SPS SA-TWG Webinar: Reduced-Rank Techniques for Array Signal Processing

Date: 14 June 2024
Time: 1:00 PM ET (New York Time)
Speaker(s): Prof. Rodrigo C. de Lamare
University of York, United Kingdom and Pontifical Catholic University of Rio de Janeiro, Brazil

This webinar is the next in a series by the IEEE Synthetic Aperture Technical Working Group (SA-TWG)


This seminar presents reduced-rank techniques for array signal processing some applications and discusses future perspectives. The underlying theory of reduced-rank signal processing is introduced using a simple linear algebra approach. The main reduced-rank methods proposed to date are reviewed and are compared in terms of their advantages and disadvantages. A general framework for reduced-rank processing based on the minimum mean squared error (MMSE) and minimum variance (MV) design criteria is presented and used for motivating the design of the transformation that performs dimensionality reduction. Following this general framework, we discuss several existing reduced-rank methods and illustrate their performance for array signal processing applications such as beamforming, direction finding and radar systems.

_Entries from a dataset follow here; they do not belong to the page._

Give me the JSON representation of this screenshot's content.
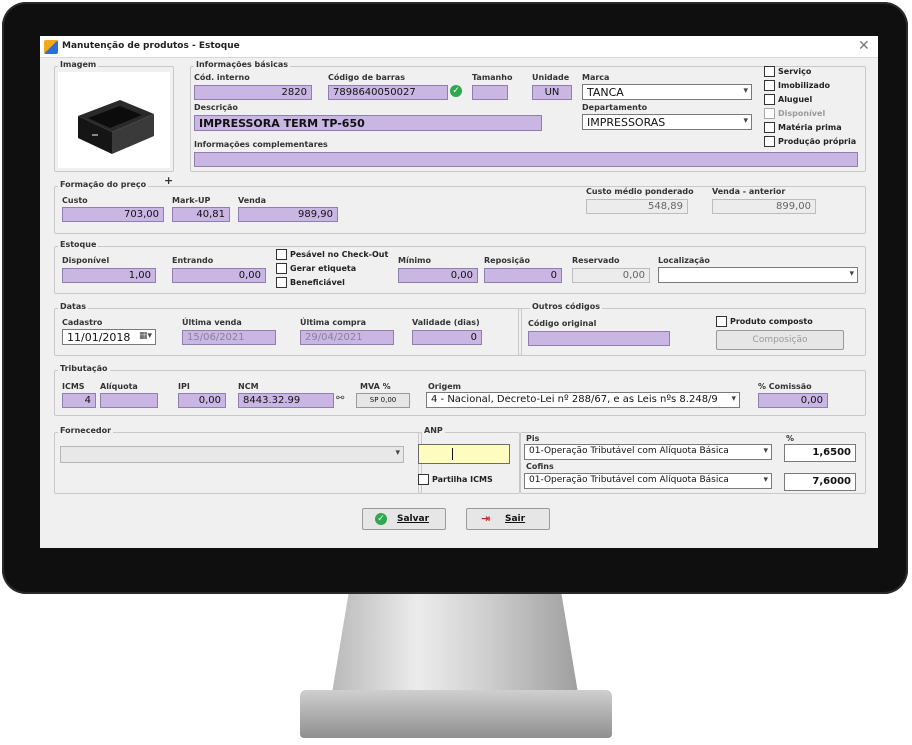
{
  "window": {
    "title": "Manutenção de produtos - Estoque",
    "close": "✕"
  },
  "imagem": {
    "label": "Imagem"
  },
  "info": {
    "group_label": "Informações básicas",
    "cod_interno_label": "Cód. interno",
    "cod_interno": "2820",
    "barras_label": "Código de barras",
    "barras": "7898640050027",
    "tamanho_label": "Tamanho",
    "tamanho": "",
    "unidade_label": "Unidade",
    "unidade": "UN",
    "marca_label": "Marca",
    "marca": "TANCA",
    "descricao_label": "Descrição",
    "descricao": "IMPRESSORA TERM TP-650",
    "departamento_label": "Departamento",
    "departamento": "IMPRESSORAS",
    "complementares_label": "Informações complementares",
    "complementares": ""
  },
  "flags": [
    {
      "label": "Serviço",
      "disabled": false
    },
    {
      "label": "Imobilizado",
      "disabled": false
    },
    {
      "label": "Aluguel",
      "disabled": false
    },
    {
      "label": "Disponível",
      "disabled": true
    },
    {
      "label": "Matéria prima",
      "disabled": false
    },
    {
      "label": "Produção própria",
      "disabled": false
    }
  ],
  "preco": {
    "group_label": "Formação do preço",
    "plus": "+",
    "custo_label": "Custo",
    "custo": "703,00",
    "markup_label": "Mark-UP",
    "markup": "40,81",
    "venda_label": "Venda",
    "venda": "989,90",
    "custo_medio_label": "Custo médio ponderado",
    "custo_medio": "548,89",
    "venda_anterior_label": "Venda - anterior",
    "venda_anterior": "899,00"
  },
  "estoque": {
    "group_label": "Estoque",
    "disponivel_label": "Disponível",
    "disponivel": "1,00",
    "entrando_label": "Entrando",
    "entrando": "0,00",
    "chk_pesavel": "Pesável no Check-Out",
    "chk_etiqueta": "Gerar etiqueta",
    "chk_beneficiavel": "Beneficiável",
    "minimo_label": "Mínimo",
    "minimo": "0,00",
    "reposicao_label": "Reposição",
    "reposicao": "0",
    "reservado_label": "Reservado",
    "reservado": "0,00",
    "localizacao_label": "Localização",
    "localizacao": ""
  },
  "datas": {
    "group_label": "Datas",
    "cadastro_label": "Cadastro",
    "cadastro": "11/01/2018",
    "ultima_venda_label": "Última venda",
    "ultima_venda": "15/06/2021",
    "ultima_compra_label": "Última compra",
    "ultima_compra": "29/04/2021",
    "validade_label": "Validade (dias)",
    "validade": "0"
  },
  "outros": {
    "group_label": "Outros códigos",
    "codigo_original_label": "Código original",
    "codigo_original": "",
    "produto_composto_label": "Produto composto",
    "composicao_label": "Composição"
  },
  "tributacao": {
    "group_label": "Tributação",
    "icms_label": "ICMS",
    "icms": "4",
    "aliquota_label": "Alíquota",
    "aliquota": "",
    "ipi_label": "IPI",
    "ipi": "0,00",
    "ncm_label": "NCM",
    "ncm": "8443.32.99",
    "mva_label": "MVA %",
    "mva": "SP 0,00",
    "origem_label": "Origem",
    "origem": "4 - Nacional, Decreto-Lei nº 288/67, e as Leis nºs 8.248/9",
    "comissao_label": "% Comissão",
    "comissao": "0,00"
  },
  "bottom": {
    "fornecedor_label": "Fornecedor",
    "fornecedor": "",
    "anp_label": "ANP",
    "anp": "",
    "partilha_label": "Partilha ICMS",
    "pis_label": "Pis",
    "pis": "01-Operação Tributável com Alíquota Básica",
    "cofins_label": "Cofins",
    "cofins": "01-Operação Tributável com Alíquota Básica",
    "pct_label": "%",
    "pis_pct": "1,6500",
    "cofins_pct": "7,6000"
  },
  "buttons": {
    "salvar": "Salvar",
    "sair": "Sair"
  },
  "colors": {
    "field": "#c9b6e3",
    "anp": "#fffcc0",
    "check": "#2fa84f"
  }
}
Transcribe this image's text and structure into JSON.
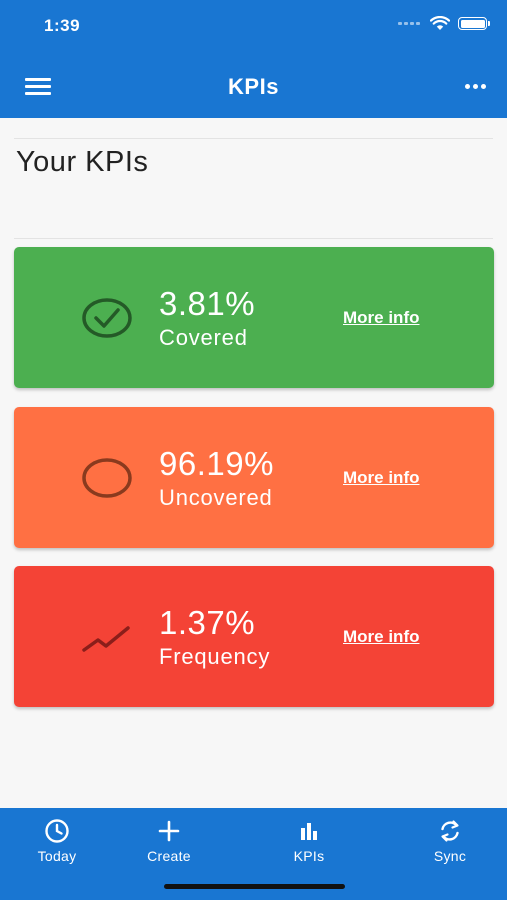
{
  "status_bar": {
    "time": "1:39"
  },
  "app_bar": {
    "title": "KPIs"
  },
  "page": {
    "heading": "Your KPIs"
  },
  "kpis": [
    {
      "value": "3.81%",
      "label": "Covered",
      "link": "More info",
      "icon": "check-circle-icon",
      "color": "#4caf50"
    },
    {
      "value": "96.19%",
      "label": "Uncovered",
      "link": "More info",
      "icon": "circle-outline-icon",
      "color": "#ff7043"
    },
    {
      "value": "1.37%",
      "label": "Frequency",
      "link": "More info",
      "icon": "trend-line-icon",
      "color": "#f44336"
    }
  ],
  "bottom_nav": {
    "items": [
      {
        "label": "Today",
        "icon": "clock-icon"
      },
      {
        "label": "Create",
        "icon": "plus-icon"
      },
      {
        "label": "KPIs",
        "icon": "bar-chart-icon"
      },
      {
        "label": "Sync",
        "icon": "sync-icon"
      }
    ]
  },
  "colors": {
    "primary": "#1976d2",
    "background": "#f7f7f7"
  }
}
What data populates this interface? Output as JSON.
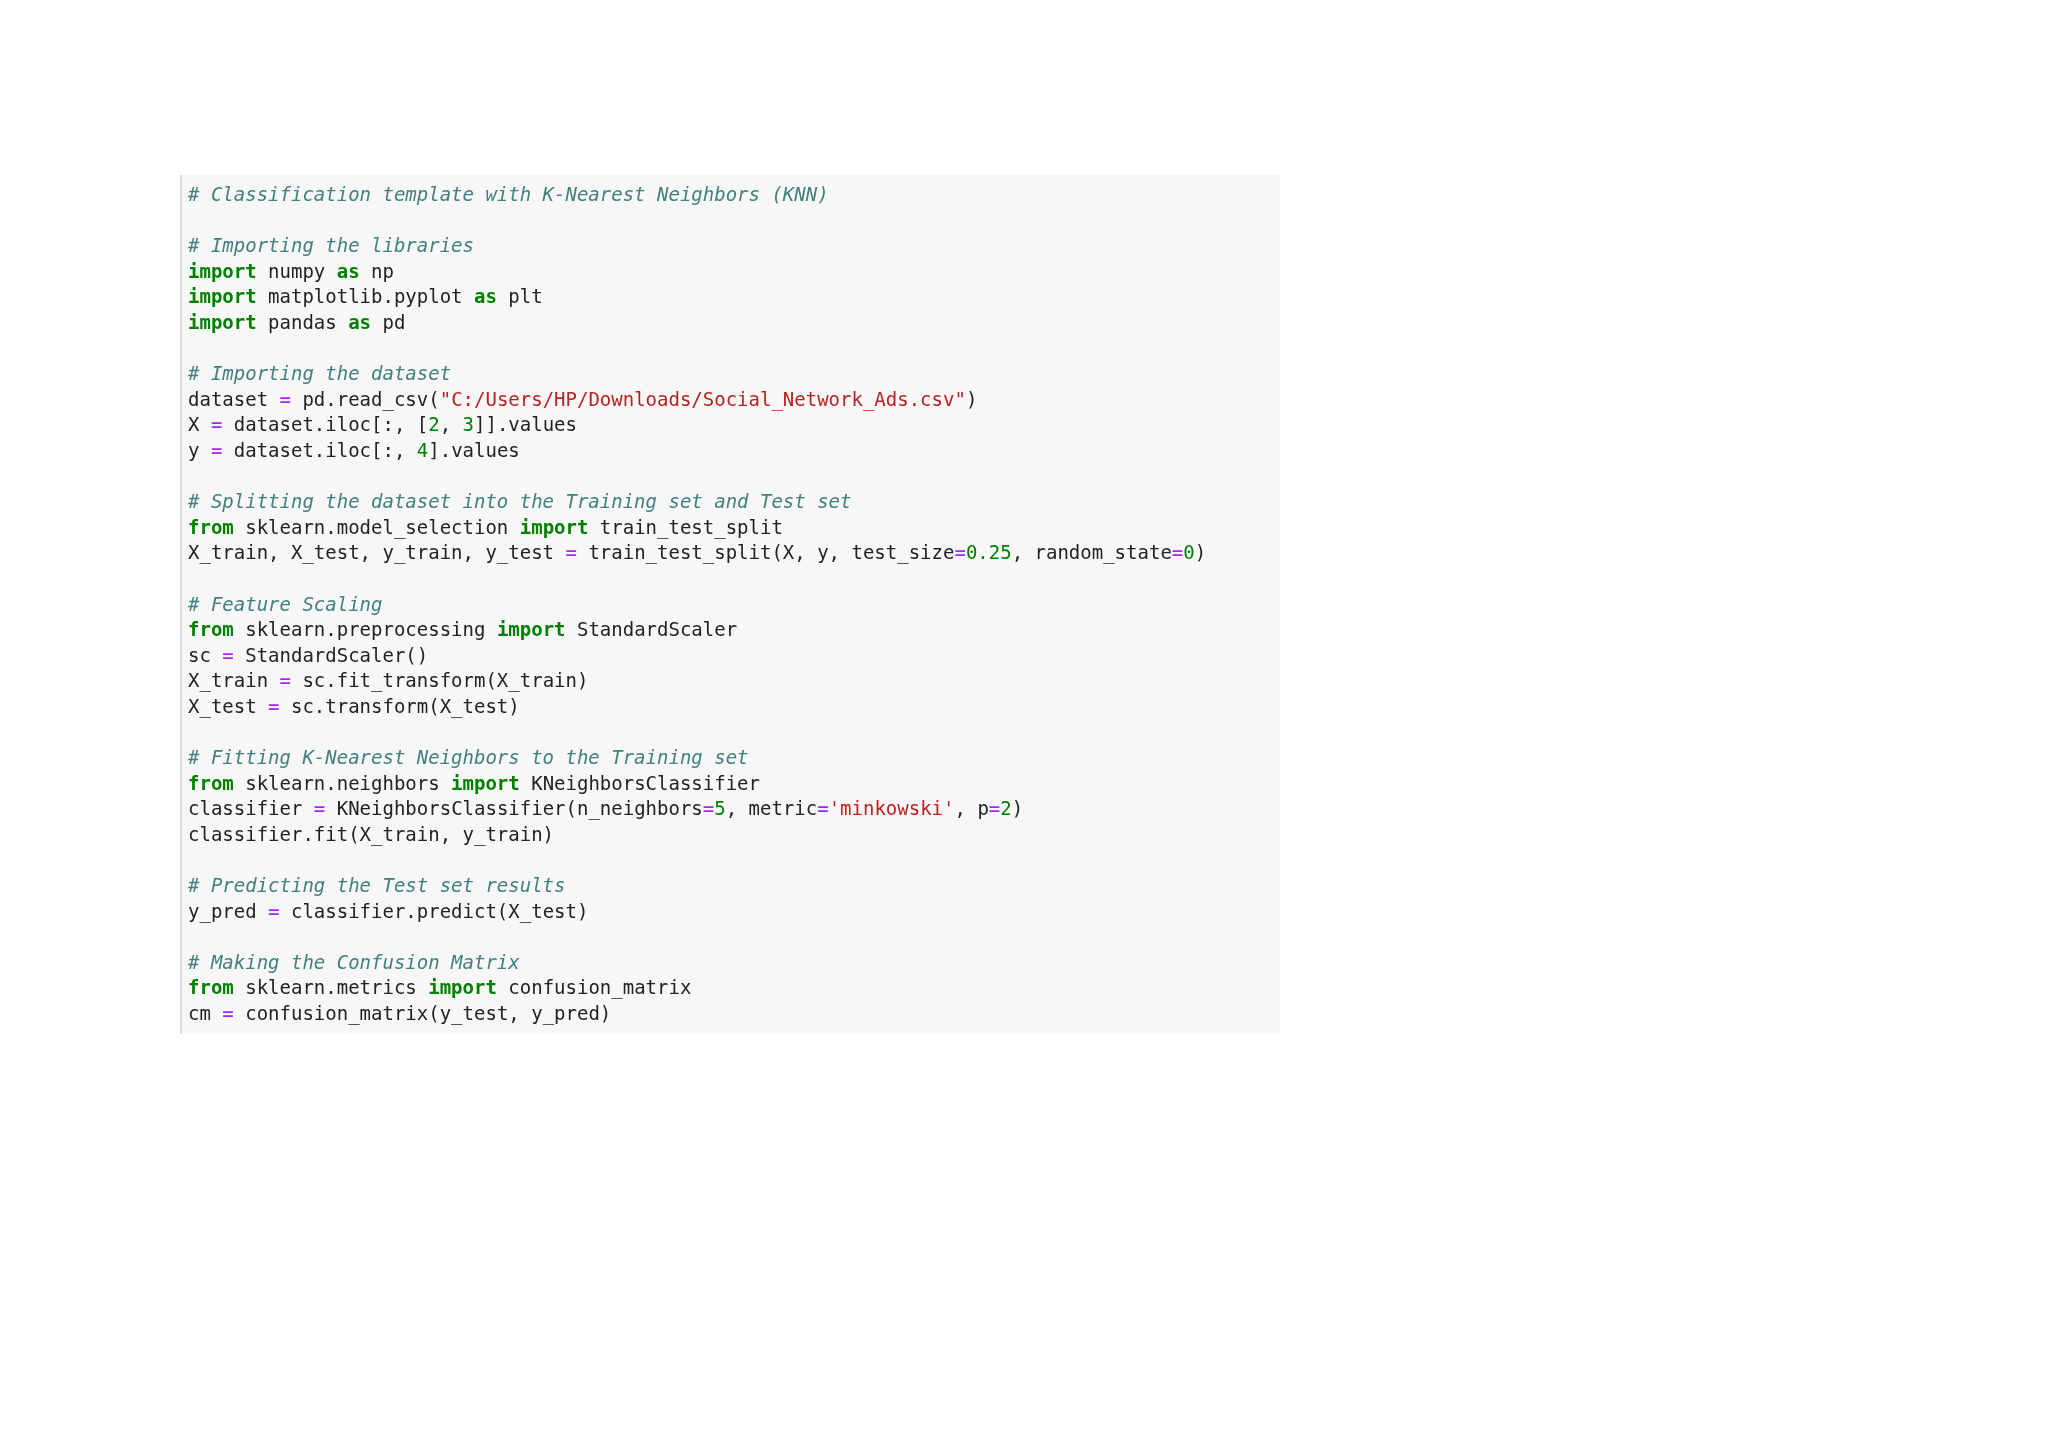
{
  "code_cell": {
    "lines": [
      {
        "kind": "code",
        "tokens": [
          {
            "kind": "comment",
            "text": "# Classification template with K-Nearest Neighbors (KNN)"
          }
        ]
      },
      {
        "kind": "blank"
      },
      {
        "kind": "code",
        "tokens": [
          {
            "kind": "comment",
            "text": "# Importing the libraries"
          }
        ]
      },
      {
        "kind": "code",
        "tokens": [
          {
            "kind": "keyword",
            "text": "import"
          },
          {
            "kind": "text",
            "text": " numpy "
          },
          {
            "kind": "keyword",
            "text": "as"
          },
          {
            "kind": "text",
            "text": " np"
          }
        ]
      },
      {
        "kind": "code",
        "tokens": [
          {
            "kind": "keyword",
            "text": "import"
          },
          {
            "kind": "text",
            "text": " matplotlib.pyplot "
          },
          {
            "kind": "keyword",
            "text": "as"
          },
          {
            "kind": "text",
            "text": " plt"
          }
        ]
      },
      {
        "kind": "code",
        "tokens": [
          {
            "kind": "keyword",
            "text": "import"
          },
          {
            "kind": "text",
            "text": " pandas "
          },
          {
            "kind": "keyword",
            "text": "as"
          },
          {
            "kind": "text",
            "text": " pd"
          }
        ]
      },
      {
        "kind": "blank"
      },
      {
        "kind": "code",
        "tokens": [
          {
            "kind": "comment",
            "text": "# Importing the dataset"
          }
        ]
      },
      {
        "kind": "code",
        "tokens": [
          {
            "kind": "text",
            "text": "dataset "
          },
          {
            "kind": "operator",
            "text": "="
          },
          {
            "kind": "text",
            "text": " pd.read_csv("
          },
          {
            "kind": "string",
            "text": "\"C:/Users/HP/Downloads/Social_Network_Ads.csv\""
          },
          {
            "kind": "text",
            "text": ")"
          }
        ]
      },
      {
        "kind": "code",
        "tokens": [
          {
            "kind": "text",
            "text": "X "
          },
          {
            "kind": "operator",
            "text": "="
          },
          {
            "kind": "text",
            "text": " dataset.iloc[:, ["
          },
          {
            "kind": "number",
            "text": "2"
          },
          {
            "kind": "text",
            "text": ", "
          },
          {
            "kind": "number",
            "text": "3"
          },
          {
            "kind": "text",
            "text": "]].values"
          }
        ]
      },
      {
        "kind": "code",
        "tokens": [
          {
            "kind": "text",
            "text": "y "
          },
          {
            "kind": "operator",
            "text": "="
          },
          {
            "kind": "text",
            "text": " dataset.iloc[:, "
          },
          {
            "kind": "number",
            "text": "4"
          },
          {
            "kind": "text",
            "text": "].values"
          }
        ]
      },
      {
        "kind": "blank"
      },
      {
        "kind": "code",
        "tokens": [
          {
            "kind": "comment",
            "text": "# Splitting the dataset into the Training set and Test set"
          }
        ]
      },
      {
        "kind": "code",
        "tokens": [
          {
            "kind": "keyword",
            "text": "from"
          },
          {
            "kind": "text",
            "text": " sklearn.model_selection "
          },
          {
            "kind": "keyword",
            "text": "import"
          },
          {
            "kind": "text",
            "text": " train_test_split"
          }
        ]
      },
      {
        "kind": "code",
        "tokens": [
          {
            "kind": "text",
            "text": "X_train, X_test, y_train, y_test "
          },
          {
            "kind": "operator",
            "text": "="
          },
          {
            "kind": "text",
            "text": " train_test_split(X, y, test_size"
          },
          {
            "kind": "operator",
            "text": "="
          },
          {
            "kind": "number",
            "text": "0.25"
          },
          {
            "kind": "text",
            "text": ", random_state"
          },
          {
            "kind": "operator",
            "text": "="
          },
          {
            "kind": "number",
            "text": "0"
          },
          {
            "kind": "text",
            "text": ")"
          }
        ]
      },
      {
        "kind": "blank"
      },
      {
        "kind": "code",
        "tokens": [
          {
            "kind": "comment",
            "text": "# Feature Scaling"
          }
        ]
      },
      {
        "kind": "code",
        "tokens": [
          {
            "kind": "keyword",
            "text": "from"
          },
          {
            "kind": "text",
            "text": " sklearn.preprocessing "
          },
          {
            "kind": "keyword",
            "text": "import"
          },
          {
            "kind": "text",
            "text": " StandardScaler"
          }
        ]
      },
      {
        "kind": "code",
        "tokens": [
          {
            "kind": "text",
            "text": "sc "
          },
          {
            "kind": "operator",
            "text": "="
          },
          {
            "kind": "text",
            "text": " StandardScaler()"
          }
        ]
      },
      {
        "kind": "code",
        "tokens": [
          {
            "kind": "text",
            "text": "X_train "
          },
          {
            "kind": "operator",
            "text": "="
          },
          {
            "kind": "text",
            "text": " sc.fit_transform(X_train)"
          }
        ]
      },
      {
        "kind": "code",
        "tokens": [
          {
            "kind": "text",
            "text": "X_test "
          },
          {
            "kind": "operator",
            "text": "="
          },
          {
            "kind": "text",
            "text": " sc.transform(X_test)"
          }
        ]
      },
      {
        "kind": "blank"
      },
      {
        "kind": "code",
        "tokens": [
          {
            "kind": "comment",
            "text": "# Fitting K-Nearest Neighbors to the Training set"
          }
        ]
      },
      {
        "kind": "code",
        "tokens": [
          {
            "kind": "keyword",
            "text": "from"
          },
          {
            "kind": "text",
            "text": " sklearn.neighbors "
          },
          {
            "kind": "keyword",
            "text": "import"
          },
          {
            "kind": "text",
            "text": " KNeighborsClassifier"
          }
        ]
      },
      {
        "kind": "code",
        "tokens": [
          {
            "kind": "text",
            "text": "classifier "
          },
          {
            "kind": "operator",
            "text": "="
          },
          {
            "kind": "text",
            "text": " KNeighborsClassifier(n_neighbors"
          },
          {
            "kind": "operator",
            "text": "="
          },
          {
            "kind": "number",
            "text": "5"
          },
          {
            "kind": "text",
            "text": ", metric"
          },
          {
            "kind": "operator",
            "text": "="
          },
          {
            "kind": "string",
            "text": "'minkowski'"
          },
          {
            "kind": "text",
            "text": ", p"
          },
          {
            "kind": "operator",
            "text": "="
          },
          {
            "kind": "number",
            "text": "2"
          },
          {
            "kind": "text",
            "text": ")"
          }
        ]
      },
      {
        "kind": "code",
        "tokens": [
          {
            "kind": "text",
            "text": "classifier.fit(X_train, y_train)"
          }
        ]
      },
      {
        "kind": "blank"
      },
      {
        "kind": "code",
        "tokens": [
          {
            "kind": "comment",
            "text": "# Predicting the Test set results"
          }
        ]
      },
      {
        "kind": "code",
        "tokens": [
          {
            "kind": "text",
            "text": "y_pred "
          },
          {
            "kind": "operator",
            "text": "="
          },
          {
            "kind": "text",
            "text": " classifier.predict(X_test)"
          }
        ]
      },
      {
        "kind": "blank"
      },
      {
        "kind": "code",
        "tokens": [
          {
            "kind": "comment",
            "text": "# Making the Confusion Matrix"
          }
        ]
      },
      {
        "kind": "code",
        "tokens": [
          {
            "kind": "keyword",
            "text": "from"
          },
          {
            "kind": "text",
            "text": " sklearn.metrics "
          },
          {
            "kind": "keyword",
            "text": "import"
          },
          {
            "kind": "text",
            "text": " confusion_matrix"
          }
        ]
      },
      {
        "kind": "code",
        "tokens": [
          {
            "kind": "text",
            "text": "cm "
          },
          {
            "kind": "operator",
            "text": "="
          },
          {
            "kind": "text",
            "text": " confusion_matrix(y_test, y_pred)"
          }
        ]
      }
    ]
  }
}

Kristine BellRodrigo C. de Lamare was born in Rio de Janeiro, Brazil, in 1975. He received his Diploma in electronic engineering from the Federal University of Rio de Janeiro in 1998 and the MSc and PhD degrees in electrical engineering from the Pontifical Catholic University of Rio de Janeiro (PUC-Rio) in 2001 and 2004, respectively. Since January 2006, he has been with the Communications Group, School of Physics, Engineering and Technology, University of York, United Kingdom, where he is a Professor. Since April 2013, he has also been a Professor at PUC-RIO. Dr de Lamare is a senior member of the IEEE and an elected member of the IEEE Signal Processing for Communications and Networking Committee and the IEEE Sensor Array and Multichannel Signal Processing. He served as editor for IEEE Wireless Communications Letters and IEEE Transactions on Communications, and is currently an associate editor of IEEE Transactions on Signal Processing. His research interests lie in communications and signal processing, areas in which he has published over 500 papers in international journals and conferences.